For 55 million years horses – or their ancestors – have been running across this planet barefoot. In the process of wandering around foraging on the steppes or running from predators across the plains, they also abraded their hooves. It was a neat system. The lifestyle of the wild horse meant that generally the hoof growth equated to the wear. It was a natural balance. No trimmers. No farriers. Just a beautifully evolved system of natural hoof care.
Then along come homo sapiens who domesticated the horse, locked them in paddocks (or stables or yards) and prevented them moving sufficiently to wear their own hooves.
In confinement, the feet grew long and soft. They needed to be trimmed. Metal shoes were then applied to counter the sensitivities of soft-footed domestic horses.
And sure. A horse wearing a metal shoe can go pretty much anywhere. The shoes lift the sole clear of any challenging footing. But they also reduce the blood flow in the hoof. And they effectively sling the entire weight of the horse on its hoof wall which – technically – is its toe nail. No animal in the world has evolved to walk on its toe nails.
Metal shoes on horses are really for people. So that people can ride or drive horses over any kind of terrain. They are not actually good for horses.
Anybody with any empathy can understand that running around with metal attached to a horse’s hoof is a jarring experience. Humans wear rubber on the soles of their shoes to soften the impact of locomotion. Even then, jogging in specially designed running shoes, on bitumen, is not recommended – for people. It is recognized as being bad for human joints. So imagine how it must be for a horse in metal shoes on a hard surface.
Nowdays more and more people are realising that metal shoes are not good for horses. And this realization has seen the development of the barefoot trimming movement. Underpinning the barefoot approach – for many of us – is the idea that we need to look at the good wild horse hoof as a model.
But the reality is we are still refining the best way to trim a horse’s hoof. To make and keep the animal sound. And we are still learning what works in different footings and environments. Because the hooves of an Australian desert brumby are markedly different from the hooves of the wild horses in the lush regions of New Zealand’s Kaimanawa Ranges, or the wet environment of the French Carmargue. Or a mustang out in the Mojave desert.
It’s a continual conversation between Barefoot trimmers and the academics and clinicians who are studying this. How does the hoof work to dissipate concussion? Should we trim the bars and if so how much? How do we get a domestic horse to develop a digital cushion to match those found in the wild horses? How do we develop a healthy depth of sole? How do we improve capilliarisation in the lateral cartileges? What triggers the haemodynamic shock absorption system?
There are so many unknowns. So much we need to know to better inform our Barefoot trimming practices. Which is why it is essential that the conversation remains open and ongoing.
The very idea that any single person has developed ‘THE’ best trim is – in my view – arrogant. It ignores the history of trimming as a method and the fact that horses have self trimmed for millions of years. It is also premature, given the mysteries that remain unsolved in relation to the physiology and functional anatomy of the equine digit.

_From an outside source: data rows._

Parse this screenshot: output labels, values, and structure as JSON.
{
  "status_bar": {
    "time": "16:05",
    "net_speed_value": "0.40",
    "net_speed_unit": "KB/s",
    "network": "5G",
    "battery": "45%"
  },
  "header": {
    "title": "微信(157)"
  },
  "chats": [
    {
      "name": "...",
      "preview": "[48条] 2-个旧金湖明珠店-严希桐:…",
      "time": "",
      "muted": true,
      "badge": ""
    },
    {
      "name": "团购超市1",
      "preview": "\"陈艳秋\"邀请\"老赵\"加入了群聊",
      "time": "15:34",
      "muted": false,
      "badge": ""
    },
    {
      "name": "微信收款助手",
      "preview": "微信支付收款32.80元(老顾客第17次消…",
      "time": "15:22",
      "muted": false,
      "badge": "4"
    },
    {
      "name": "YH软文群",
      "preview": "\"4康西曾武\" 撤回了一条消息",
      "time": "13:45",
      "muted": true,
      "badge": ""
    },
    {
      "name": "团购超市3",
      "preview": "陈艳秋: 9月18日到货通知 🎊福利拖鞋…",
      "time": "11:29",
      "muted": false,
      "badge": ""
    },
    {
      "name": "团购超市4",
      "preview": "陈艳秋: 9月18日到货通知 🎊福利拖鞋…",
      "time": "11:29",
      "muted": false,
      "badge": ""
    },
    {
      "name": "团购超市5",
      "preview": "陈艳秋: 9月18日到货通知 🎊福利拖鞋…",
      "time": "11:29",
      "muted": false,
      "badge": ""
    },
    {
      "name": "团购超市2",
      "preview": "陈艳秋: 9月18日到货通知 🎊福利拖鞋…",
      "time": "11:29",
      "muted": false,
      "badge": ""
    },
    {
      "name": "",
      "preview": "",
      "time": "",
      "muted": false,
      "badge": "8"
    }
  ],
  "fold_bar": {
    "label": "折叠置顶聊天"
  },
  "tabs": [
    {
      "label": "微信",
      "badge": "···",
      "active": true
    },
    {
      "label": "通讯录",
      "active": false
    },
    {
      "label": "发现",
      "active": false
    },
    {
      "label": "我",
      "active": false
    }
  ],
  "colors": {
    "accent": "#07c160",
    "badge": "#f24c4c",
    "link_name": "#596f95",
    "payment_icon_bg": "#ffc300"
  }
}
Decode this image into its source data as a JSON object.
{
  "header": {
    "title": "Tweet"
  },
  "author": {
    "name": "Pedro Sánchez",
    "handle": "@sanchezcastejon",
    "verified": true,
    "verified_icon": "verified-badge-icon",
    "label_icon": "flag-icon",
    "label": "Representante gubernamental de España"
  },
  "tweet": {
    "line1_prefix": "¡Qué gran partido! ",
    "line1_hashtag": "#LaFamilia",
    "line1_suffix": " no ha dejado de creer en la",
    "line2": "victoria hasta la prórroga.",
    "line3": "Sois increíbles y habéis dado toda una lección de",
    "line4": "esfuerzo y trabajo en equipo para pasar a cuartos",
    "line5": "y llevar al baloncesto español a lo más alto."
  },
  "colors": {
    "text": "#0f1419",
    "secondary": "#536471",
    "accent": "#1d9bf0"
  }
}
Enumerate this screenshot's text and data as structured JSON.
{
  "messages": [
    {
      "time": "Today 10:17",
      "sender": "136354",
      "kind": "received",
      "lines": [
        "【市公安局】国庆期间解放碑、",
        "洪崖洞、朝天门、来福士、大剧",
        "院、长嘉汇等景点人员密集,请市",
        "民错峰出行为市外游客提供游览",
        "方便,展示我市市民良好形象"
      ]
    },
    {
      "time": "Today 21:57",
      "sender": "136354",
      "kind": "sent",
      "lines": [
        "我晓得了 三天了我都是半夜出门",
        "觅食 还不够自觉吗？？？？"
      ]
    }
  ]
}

It is not possible to copyright a Barefoot trimming method. Copyright law does not protect methods. Certain “trim gurus” around the globe have prescribed their parameters for a Bare hoof trim, and then claimed they are the owner of the copyright in the method – usually as an attempt to monetize their idea. Fortunately, it is not possible to copyright a trimming method, so we are all free to develop these methods and to evolve and develop our own styles.
We need to remain open to the emerging science. We need to look at what other Barefoot trimmers from other backgrounds, and other farriers are doing. We need to look at how the horses they are trimming move. We need to observe what works for the horse, and what doesn’t, and we need to tailor our trims accordingly.